◆ Task
Every record below should be repeated exactly. Omit the pictures.
*** Data for review Section Begins ***
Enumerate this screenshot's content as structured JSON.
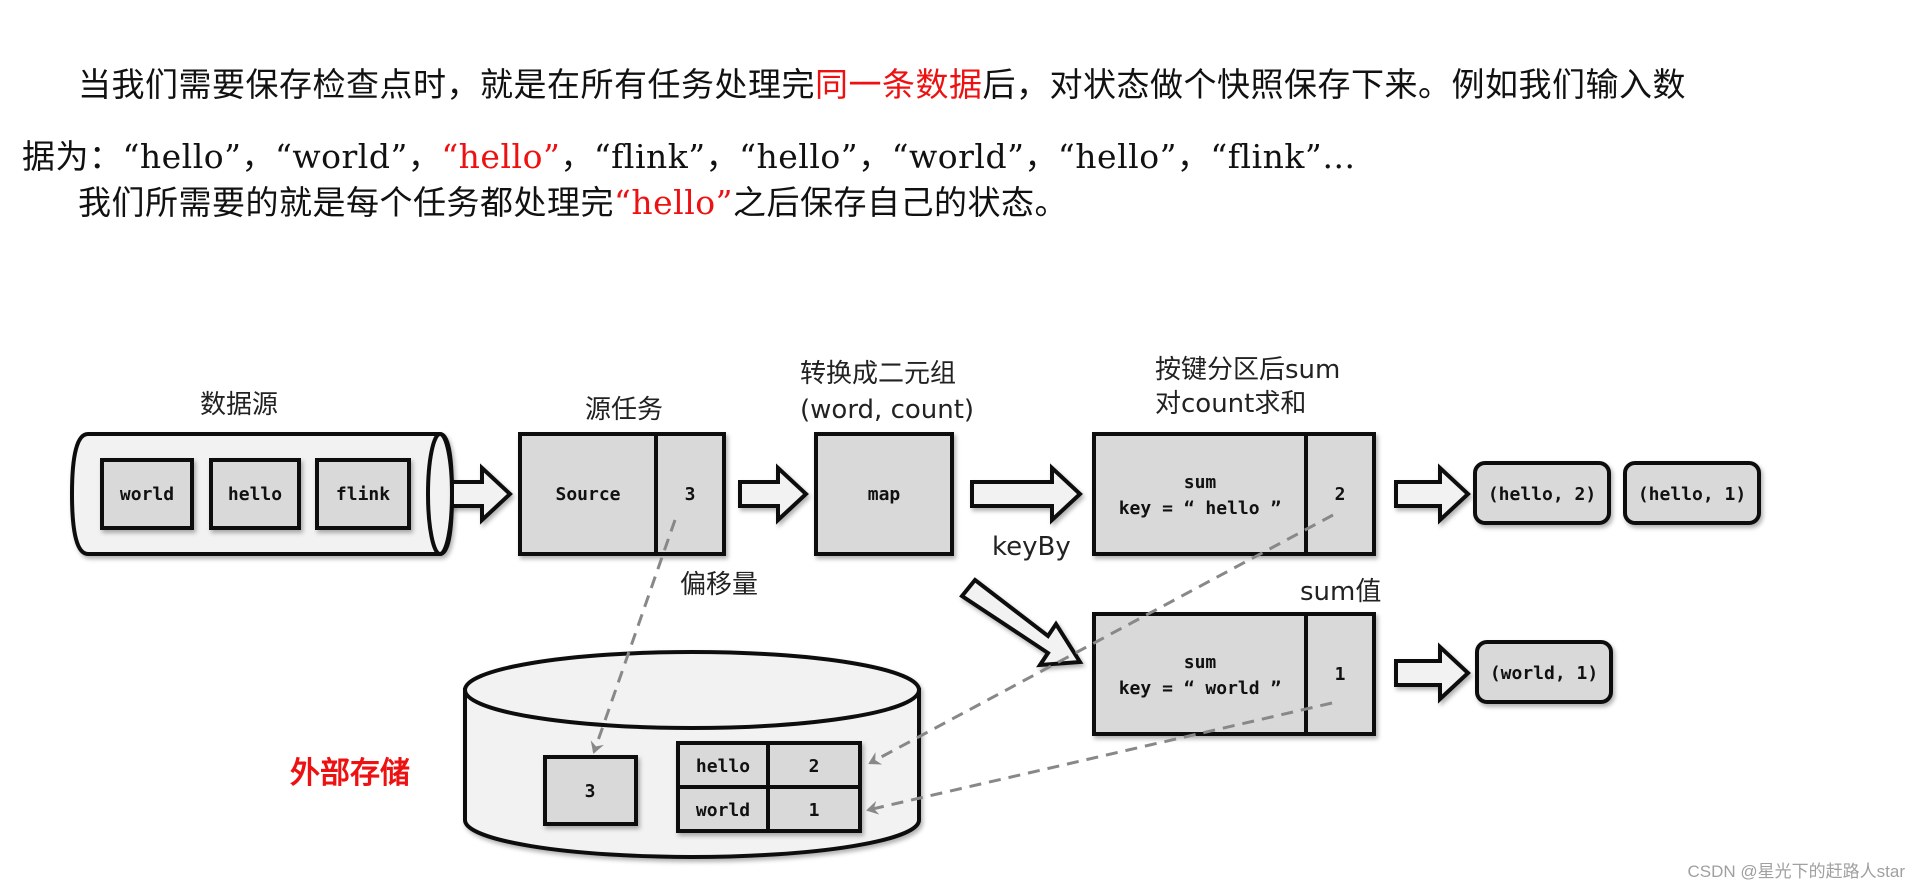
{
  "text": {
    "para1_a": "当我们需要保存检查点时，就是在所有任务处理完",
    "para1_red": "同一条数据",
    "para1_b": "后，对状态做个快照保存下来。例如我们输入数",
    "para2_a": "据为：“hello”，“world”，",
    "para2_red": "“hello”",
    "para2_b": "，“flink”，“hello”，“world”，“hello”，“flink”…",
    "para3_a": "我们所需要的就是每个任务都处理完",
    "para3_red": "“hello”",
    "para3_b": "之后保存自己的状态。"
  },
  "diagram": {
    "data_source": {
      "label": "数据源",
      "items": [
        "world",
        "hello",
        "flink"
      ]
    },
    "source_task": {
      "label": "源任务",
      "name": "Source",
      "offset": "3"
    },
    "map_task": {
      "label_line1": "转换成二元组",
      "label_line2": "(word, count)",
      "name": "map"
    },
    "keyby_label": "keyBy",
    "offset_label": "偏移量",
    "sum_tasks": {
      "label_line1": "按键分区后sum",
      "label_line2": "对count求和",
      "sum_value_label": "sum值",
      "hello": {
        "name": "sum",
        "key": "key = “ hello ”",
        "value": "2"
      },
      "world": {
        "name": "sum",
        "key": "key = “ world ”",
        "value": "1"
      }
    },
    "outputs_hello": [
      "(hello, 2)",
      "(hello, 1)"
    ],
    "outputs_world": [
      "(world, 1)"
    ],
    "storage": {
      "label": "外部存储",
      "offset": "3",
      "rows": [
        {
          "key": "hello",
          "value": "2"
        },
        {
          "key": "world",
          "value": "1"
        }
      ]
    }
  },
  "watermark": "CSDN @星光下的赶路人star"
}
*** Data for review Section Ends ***
◆ Completed exercise
Enumerate this screenshot's content as structured JSON.
{
  "text": {
    "para1_a": "当我们需要保存检查点时，就是在所有任务处理完",
    "para1_red": "同一条数据",
    "para1_b": "后，对状态做个快照保存下来。例如我们输入数",
    "para2_a": "据为：“hello”，“world”，",
    "para2_red": "“hello”",
    "para2_b": "，“flink”，“hello”，“world”，“hello”，“flink”…",
    "para3_a": "我们所需要的就是每个任务都处理完",
    "para3_red": "“hello”",
    "para3_b": "之后保存自己的状态。"
  },
  "diagram": {
    "data_source": {
      "label": "数据源",
      "items": [
        "world",
        "hello",
        "flink"
      ]
    },
    "source_task": {
      "label": "源任务",
      "name": "Source",
      "offset": "3"
    },
    "map_task": {
      "label_line1": "转换成二元组",
      "label_line2": "(word, count)",
      "name": "map"
    },
    "keyby_label": "keyBy",
    "offset_label": "偏移量",
    "sum_tasks": {
      "label_line1": "按键分区后sum",
      "label_line2": "对count求和",
      "sum_value_label": "sum值",
      "hello": {
        "name": "sum",
        "key": "key = “ hello ”",
        "value": "2"
      },
      "world": {
        "name": "sum",
        "key": "key = “ world ”",
        "value": "1"
      }
    },
    "outputs_hello": [
      "(hello, 2)",
      "(hello, 1)"
    ],
    "outputs_world": [
      "(world, 1)"
    ],
    "storage": {
      "label": "外部存储",
      "offset": "3",
      "rows": [
        {
          "key": "hello",
          "value": "2"
        },
        {
          "key": "world",
          "value": "1"
        }
      ]
    }
  },
  "watermark": "CSDN @星光下的赶路人star"
}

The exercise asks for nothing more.